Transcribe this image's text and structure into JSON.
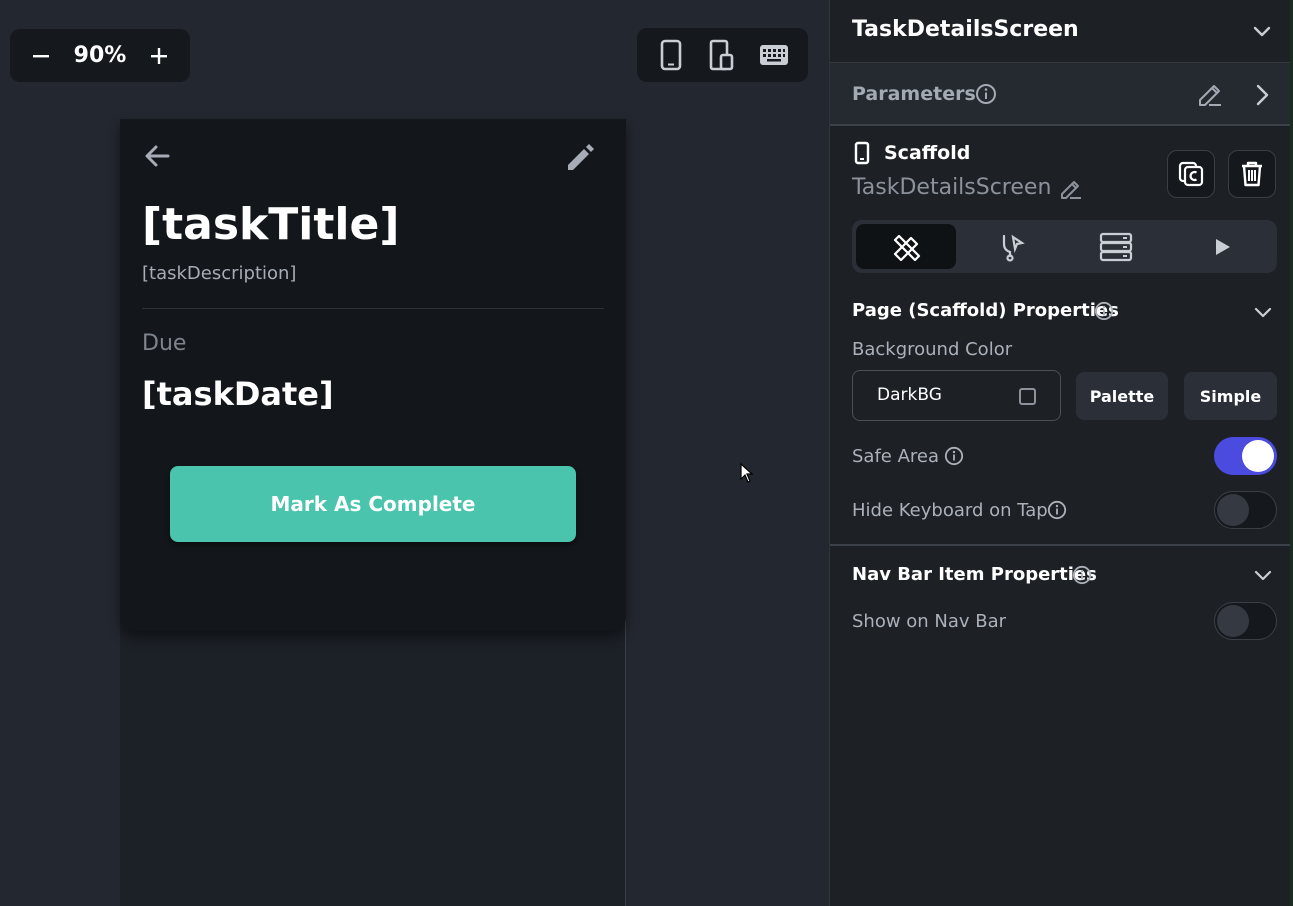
{
  "canvas": {
    "zoom": {
      "value": "90%",
      "decrease": "−",
      "increase": "+"
    }
  },
  "preview": {
    "task_title": "[taskTitle]",
    "task_description": "[taskDescription]",
    "due_label": "Due",
    "task_date": "[taskDate]",
    "complete_button": "Mark As Complete",
    "button_color": "#4ac4ad"
  },
  "panel": {
    "screen_name": "TaskDetailsScreen",
    "parameters_label": "Parameters",
    "widget_type": "Scaffold",
    "widget_name": "TaskDetailsScreen",
    "page_properties_title": "Page (Scaffold) Properties",
    "background_color_label": "Background Color",
    "background_color_value": "DarkBG",
    "palette_button": "Palette",
    "simple_button": "Simple",
    "safe_area_label": "Safe Area",
    "safe_area_on": true,
    "hide_keyboard_label": "Hide Keyboard on Tap",
    "hide_keyboard_on": false,
    "nav_bar_title": "Nav Bar Item Properties",
    "show_nav_bar_label": "Show on Nav Bar",
    "show_nav_bar_on": false,
    "accent_color": "#4b4be0"
  }
}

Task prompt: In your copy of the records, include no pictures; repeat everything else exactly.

Solution:
Transcribe this image's text and structure into JSON.
{
  "canvas": {
    "zoom": {
      "value": "90%",
      "decrease": "−",
      "increase": "+"
    }
  },
  "preview": {
    "task_title": "[taskTitle]",
    "task_description": "[taskDescription]",
    "due_label": "Due",
    "task_date": "[taskDate]",
    "complete_button": "Mark As Complete",
    "button_color": "#4ac4ad"
  },
  "panel": {
    "screen_name": "TaskDetailsScreen",
    "parameters_label": "Parameters",
    "widget_type": "Scaffold",
    "widget_name": "TaskDetailsScreen",
    "page_properties_title": "Page (Scaffold) Properties",
    "background_color_label": "Background Color",
    "background_color_value": "DarkBG",
    "palette_button": "Palette",
    "simple_button": "Simple",
    "safe_area_label": "Safe Area",
    "safe_area_on": true,
    "hide_keyboard_label": "Hide Keyboard on Tap",
    "hide_keyboard_on": false,
    "nav_bar_title": "Nav Bar Item Properties",
    "show_nav_bar_label": "Show on Nav Bar",
    "show_nav_bar_on": false,
    "accent_color": "#4b4be0"
  }
}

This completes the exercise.